* **WHAT THE EXERCISE ASKS**:
Would you please repeat the material exactly, from the first line to the last?

* **SOURCE RECORDS**:
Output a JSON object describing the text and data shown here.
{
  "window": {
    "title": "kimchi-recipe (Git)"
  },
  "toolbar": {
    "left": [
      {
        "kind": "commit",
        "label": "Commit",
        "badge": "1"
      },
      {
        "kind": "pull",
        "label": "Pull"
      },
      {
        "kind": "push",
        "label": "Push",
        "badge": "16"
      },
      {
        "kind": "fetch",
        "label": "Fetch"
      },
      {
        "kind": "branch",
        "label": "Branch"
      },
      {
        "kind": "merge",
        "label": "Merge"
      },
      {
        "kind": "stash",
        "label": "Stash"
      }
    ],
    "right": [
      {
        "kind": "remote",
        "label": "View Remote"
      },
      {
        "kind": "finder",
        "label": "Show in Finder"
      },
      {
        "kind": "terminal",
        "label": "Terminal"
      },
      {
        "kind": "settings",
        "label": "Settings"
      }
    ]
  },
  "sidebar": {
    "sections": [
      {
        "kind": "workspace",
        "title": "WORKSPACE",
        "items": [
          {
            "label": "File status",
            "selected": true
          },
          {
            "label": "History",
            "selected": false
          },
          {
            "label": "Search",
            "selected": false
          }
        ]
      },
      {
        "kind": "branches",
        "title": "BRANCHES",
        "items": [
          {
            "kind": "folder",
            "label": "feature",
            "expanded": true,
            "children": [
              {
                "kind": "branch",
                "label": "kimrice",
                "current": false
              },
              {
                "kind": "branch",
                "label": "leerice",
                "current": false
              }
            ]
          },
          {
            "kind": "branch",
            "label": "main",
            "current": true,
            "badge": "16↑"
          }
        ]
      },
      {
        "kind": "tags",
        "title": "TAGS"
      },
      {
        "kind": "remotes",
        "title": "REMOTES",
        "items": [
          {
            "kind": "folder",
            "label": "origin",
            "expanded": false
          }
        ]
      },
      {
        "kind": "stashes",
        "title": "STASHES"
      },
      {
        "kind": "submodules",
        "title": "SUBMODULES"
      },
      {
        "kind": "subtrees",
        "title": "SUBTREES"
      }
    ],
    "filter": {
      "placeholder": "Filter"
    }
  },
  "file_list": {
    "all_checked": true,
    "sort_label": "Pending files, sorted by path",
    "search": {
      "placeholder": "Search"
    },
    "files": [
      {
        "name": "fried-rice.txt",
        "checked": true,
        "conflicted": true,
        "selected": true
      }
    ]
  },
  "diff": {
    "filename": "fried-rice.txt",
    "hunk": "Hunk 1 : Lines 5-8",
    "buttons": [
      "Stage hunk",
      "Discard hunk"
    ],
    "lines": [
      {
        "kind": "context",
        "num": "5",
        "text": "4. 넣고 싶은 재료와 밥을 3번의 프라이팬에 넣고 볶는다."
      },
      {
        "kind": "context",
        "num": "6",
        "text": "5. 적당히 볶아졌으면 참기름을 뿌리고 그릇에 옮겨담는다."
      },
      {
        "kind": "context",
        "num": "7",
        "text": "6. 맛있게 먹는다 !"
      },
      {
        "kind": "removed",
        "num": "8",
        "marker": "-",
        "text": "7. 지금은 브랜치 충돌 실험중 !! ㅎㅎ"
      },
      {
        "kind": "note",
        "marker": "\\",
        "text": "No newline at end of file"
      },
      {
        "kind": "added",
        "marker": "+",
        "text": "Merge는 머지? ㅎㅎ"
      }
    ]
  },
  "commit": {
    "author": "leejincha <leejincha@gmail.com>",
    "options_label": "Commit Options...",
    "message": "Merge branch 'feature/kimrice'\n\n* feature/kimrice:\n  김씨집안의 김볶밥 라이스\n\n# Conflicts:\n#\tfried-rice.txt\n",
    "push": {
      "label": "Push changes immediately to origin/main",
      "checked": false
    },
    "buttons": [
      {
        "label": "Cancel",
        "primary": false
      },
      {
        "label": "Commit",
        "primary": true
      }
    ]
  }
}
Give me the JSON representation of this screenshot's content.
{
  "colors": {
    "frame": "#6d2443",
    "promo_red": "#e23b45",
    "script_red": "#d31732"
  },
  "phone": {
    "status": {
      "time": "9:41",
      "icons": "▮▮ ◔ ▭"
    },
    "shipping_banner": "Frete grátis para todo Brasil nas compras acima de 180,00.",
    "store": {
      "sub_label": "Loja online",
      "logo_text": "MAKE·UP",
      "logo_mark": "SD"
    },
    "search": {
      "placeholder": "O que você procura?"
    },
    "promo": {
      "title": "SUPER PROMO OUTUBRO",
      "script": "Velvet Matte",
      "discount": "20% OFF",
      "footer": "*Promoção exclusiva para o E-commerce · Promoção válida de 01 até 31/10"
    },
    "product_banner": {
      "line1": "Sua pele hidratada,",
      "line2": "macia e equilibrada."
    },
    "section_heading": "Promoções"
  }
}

* **YOUR RESPONSE**:
Output a JSON object describing the text and data shown here.
{
  "window": {
    "title": "kimchi-recipe (Git)"
  },
  "toolbar": {
    "left": [
      {
        "kind": "commit",
        "label": "Commit",
        "badge": "1"
      },
      {
        "kind": "pull",
        "label": "Pull"
      },
      {
        "kind": "push",
        "label": "Push",
        "badge": "16"
      },
      {
        "kind": "fetch",
        "label": "Fetch"
      },
      {
        "kind": "branch",
        "label": "Branch"
      },
      {
        "kind": "merge",
        "label": "Merge"
      },
      {
        "kind": "stash",
        "label": "Stash"
      }
    ],
    "right": [
      {
        "kind": "remote",
        "label": "View Remote"
      },
      {
        "kind": "finder",
        "label": "Show in Finder"
      },
      {
        "kind": "terminal",
        "label": "Terminal"
      },
      {
        "kind": "settings",
        "label": "Settings"
      }
    ]
  },
  "sidebar": {
    "sections": [
      {
        "kind": "workspace",
        "title": "WORKSPACE",
        "items": [
          {
            "label": "File status",
            "selected": true
          },
          {
            "label": "History",
            "selected": false
          },
          {
            "label": "Search",
            "selected": false
          }
        ]
      },
      {
        "kind": "branches",
        "title": "BRANCHES",
        "items": [
          {
            "kind": "folder",
            "label": "feature",
            "expanded": true,
            "children": [
              {
                "kind": "branch",
                "label": "kimrice",
                "current": false
              },
              {
                "kind": "branch",
                "label": "leerice",
                "current": false
              }
            ]
          },
          {
            "kind": "branch",
            "label": "main",
            "current": true,
            "badge": "16↑"
          }
        ]
      },
      {
        "kind": "tags",
        "title": "TAGS"
      },
      {
        "kind": "remotes",
        "title": "REMOTES",
        "items": [
          {
            "kind": "folder",
            "label": "origin",
            "expanded": false
          }
        ]
      },
      {
        "kind": "stashes",
        "title": "STASHES"
      },
      {
        "kind": "submodules",
        "title": "SUBMODULES"
      },
      {
        "kind": "subtrees",
        "title": "SUBTREES"
      }
    ],
    "filter": {
      "placeholder": "Filter"
    }
  },
  "file_list": {
    "all_checked": true,
    "sort_label": "Pending files, sorted by path",
    "search": {
      "placeholder": "Search"
    },
    "files": [
      {
        "name": "fried-rice.txt",
        "checked": true,
        "conflicted": true,
        "selected": true
      }
    ]
  },
  "diff": {
    "filename": "fried-rice.txt",
    "hunk": "Hunk 1 : Lines 5-8",
    "buttons": [
      "Stage hunk",
      "Discard hunk"
    ],
    "lines": [
      {
        "kind": "context",
        "num": "5",
        "text": "4. 넣고 싶은 재료와 밥을 3번의 프라이팬에 넣고 볶는다."
      },
      {
        "kind": "context",
        "num": "6",
        "text": "5. 적당히 볶아졌으면 참기름을 뿌리고 그릇에 옮겨담는다."
      },
      {
        "kind": "context",
        "num": "7",
        "text": "6. 맛있게 먹는다 !"
      },
      {
        "kind": "removed",
        "num": "8",
        "marker": "-",
        "text": "7. 지금은 브랜치 충돌 실험중 !! ㅎㅎ"
      },
      {
        "kind": "note",
        "marker": "\\",
        "text": "No newline at end of file"
      },
      {
        "kind": "added",
        "marker": "+",
        "text": "Merge는 머지? ㅎㅎ"
      }
    ]
  },
  "commit": {
    "author": "leejincha <leejincha@gmail.com>",
    "options_label": "Commit Options...",
    "message": "Merge branch 'feature/kimrice'\n\n* feature/kimrice:\n  김씨집안의 김볶밥 라이스\n\n# Conflicts:\n#\tfried-rice.txt\n",
    "push": {
      "label": "Push changes immediately to origin/main",
      "checked": false
    },
    "buttons": [
      {
        "label": "Cancel",
        "primary": false
      },
      {
        "label": "Commit",
        "primary": true
      }
    ]
  }
}
Give me the JSON representation of this screenshot's content.
{
  "colors": {
    "frame": "#6d2443",
    "promo_red": "#e23b45",
    "script_red": "#d31732"
  },
  "phone": {
    "status": {
      "time": "9:41",
      "icons": "▮▮ ◔ ▭"
    },
    "shipping_banner": "Frete grátis para todo Brasil nas compras acima de 180,00.",
    "store": {
      "sub_label": "Loja online",
      "logo_text": "MAKE·UP",
      "logo_mark": "SD"
    },
    "search": {
      "placeholder": "O que você procura?"
    },
    "promo": {
      "title": "SUPER PROMO OUTUBRO",
      "script": "Velvet Matte",
      "discount": "20% OFF",
      "footer": "*Promoção exclusiva para o E-commerce · Promoção válida de 01 até 31/10"
    },
    "product_banner": {
      "line1": "Sua pele hidratada,",
      "line2": "macia e equilibrada."
    },
    "section_heading": "Promoções"
  }
}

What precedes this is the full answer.